Scientific community coming together
In a briefing last week research leaders across tech, academia and the government joined the White House to announce an open data set full of scientific literature on the novel coronavirus. The COVID-19 Open Research Dataset, known as CORD-19, will also add relevant new research moving forward, compiling it into one centralised hub. The new data set is machine readable, making it easily parsed for machine learning purposes — a key advantage according to researchers involved in the ambitious project.
The database brings together nearly 30,000 scientific articles about the virus known as SARS-CoV-2. as well as related viruses in the broader coronavirus group. Around half of those articles make the full text available. Critically, the database will include pre-publication research from resources like medRxiv and bioRxiv, open access archives for pre-print health sciences and biology research.
There’s a post floating around social media which has done a good job of finding some good news amongst all of this. I’ve done my best to fact check and verify that what they’ve said is correct.
- Vaccine development: An experimental vaccine developed by Moderna Inc. began the first stage of a clinical trial on Monday, with testing on 45 healthy adults in Seattle. link
- China’s new cases plummet: China has now closed down its last temporary hospital built to handle COVID-19. Not enough new cases to warrant them. link
- Drugs that work: Doctors in India have successfully treated two Italian patients with COVID-19, administering a combination of drugs — principally Lopinavir and Ritonavir, alongside Oseltamivir and Chloroquine. Several are now suggesting the same medical treatment, on a case-by-case basis, globally. link link
- Antibodies to the rescue: Researchers at the Erasmus Medical Center claim to have found an antibody that can fend off infection by COVID-19. link

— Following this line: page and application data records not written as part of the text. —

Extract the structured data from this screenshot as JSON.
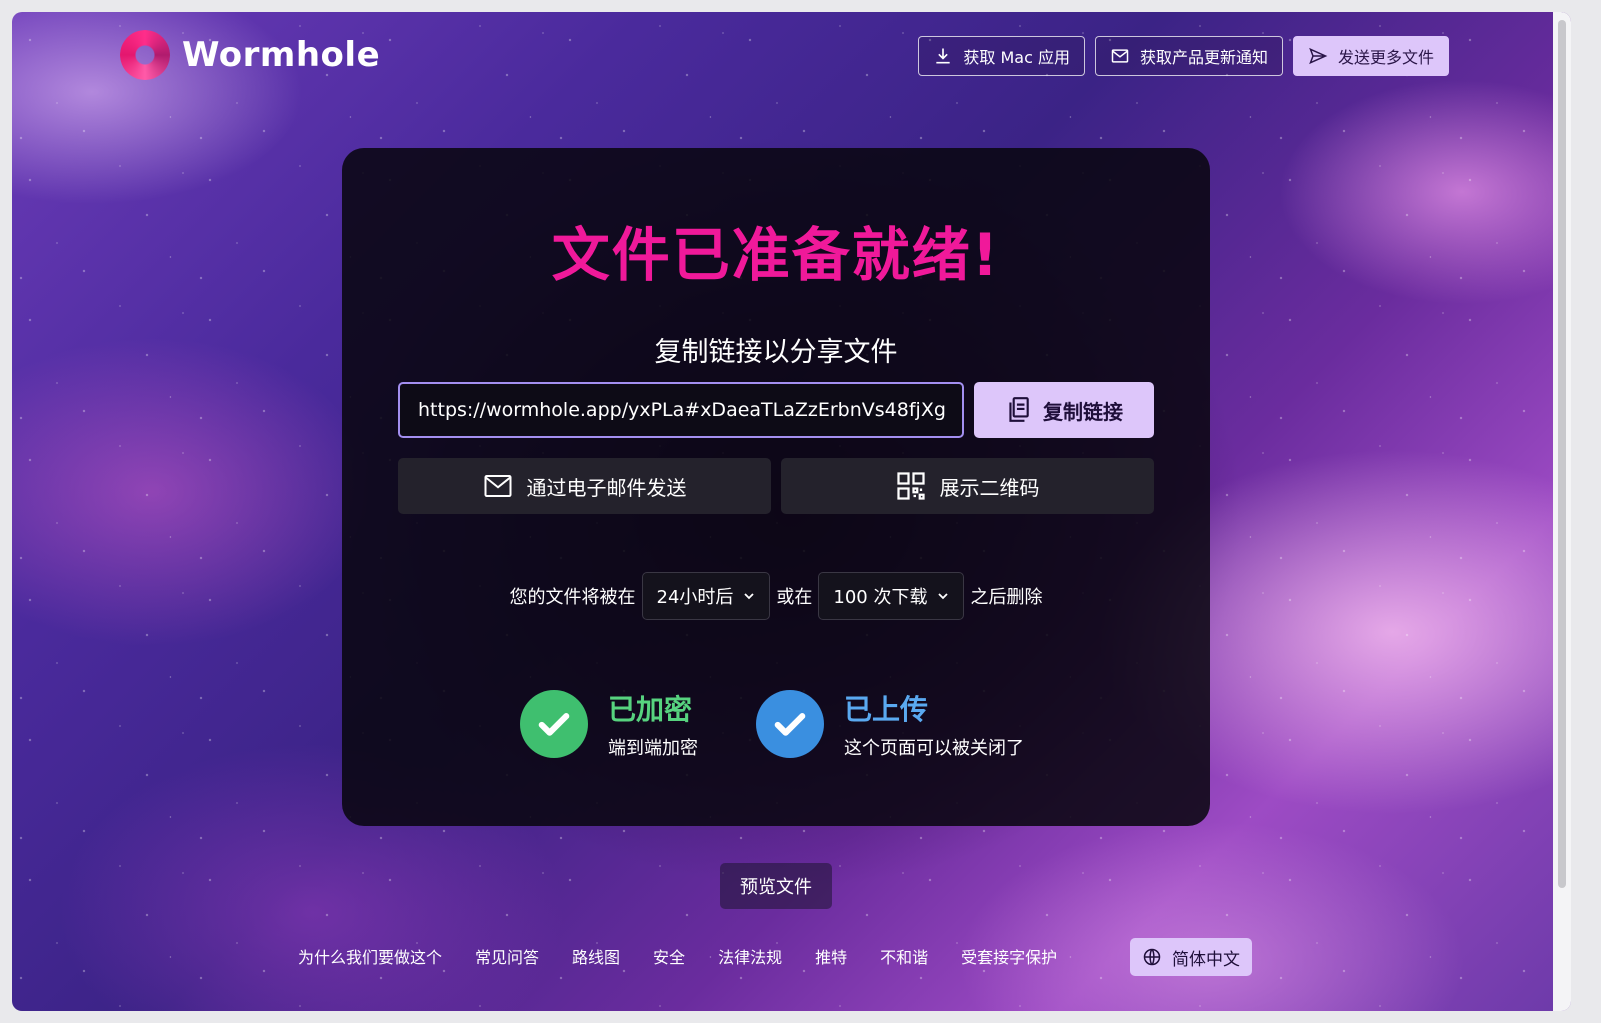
{
  "brand": {
    "name": "Wormhole"
  },
  "header": {
    "get_mac_app": "获取 Mac 应用",
    "get_updates": "获取产品更新通知",
    "send_more": "发送更多文件"
  },
  "card": {
    "title": "文件已准备就绪!",
    "subtitle": "复制链接以分享文件",
    "link_value": "https://wormhole.app/yxPLa#xDaeaTLaZzErbnVs48fjXg",
    "copy_label": "复制链接",
    "email_label": "通过电子邮件发送",
    "qr_label": "展示二维码",
    "expiry": {
      "prefix": "您的文件将被在",
      "time_value": "24小时后",
      "middle": "或在",
      "downloads_value": "100 次下载",
      "suffix": "之后删除"
    },
    "status": {
      "encrypted_title": "已加密",
      "encrypted_sub": "端到端加密",
      "uploaded_title": "已上传",
      "uploaded_sub": "这个页面可以被关闭了"
    }
  },
  "preview_label": "预览文件",
  "footer": {
    "links": [
      "为什么我们要做这个",
      "常见问答",
      "路线图",
      "安全",
      "法律法规",
      "推特",
      "不和谐",
      "受套接字保护"
    ],
    "language": "简体中文"
  },
  "colors": {
    "accent_pink": "#f0199a",
    "button_lavender": "#ddc6fa",
    "status_green": "#3fbf6f",
    "status_blue": "#3a8fe0"
  },
  "icons": [
    "download-icon",
    "mail-icon",
    "send-icon",
    "copy-icon",
    "qr-code-icon",
    "chevron-down-icon",
    "check-icon",
    "globe-icon"
  ]
}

- Stores re-opening: Apple has reopened all 42 of its Apple retail stores in China. link
- Readings from ESA’s Sentinel-5P satellite show that over the past six weeks, levels of nitrogen dioxide (NO2) over cities and industrial clusters in Asia and Europe were markedly lower than in the same period last year. link
STAYING ‘MENTALLY FIT’
Most health advice can be boiled down to simple behaviours, like eating a balanced diet, exercising and getting good sleep.
During a pandemic like COVID-19, these actions are especially crucial for maintaining you physical and mental well-being. But social distancing complicates things. How are you supposed to eat right when you’re living on non-perishables? How can you work out when you’re cooped up at home? How can you sleep when you’re anxious about, well, everything?
Make sure you have a plan for groceries, create meals consisting of a starch, a protein and produce. Buy fruits and vegetables, cut them up and put them in your freezer, because they can be used for months to come. Sturdy vegetables and starches — like broccoli and sweet potatoes — keep for a long time outside the freezer. Avoid stress eating at the moment if possible, and limit alcohol intake.
You may not be able to go to the gym, but it’s okay to walk, run or bike outside, so long as you keep a safe distance — ideally about six feet — from other people. There are also plenty of no-equipment-required exercises — like squats, burpees, sit-ups, planks, push-ups and mountain climbers — you can do in even a small space.
Managing stress and anxiety is crucial for getting enough sleep—and getting enough sleep is crucial for just about every other aspect of your health. Yoga and meditation are great tools for managing stress, and they can be done in a small space. You can also turn to apps like Headspace for mindfulness.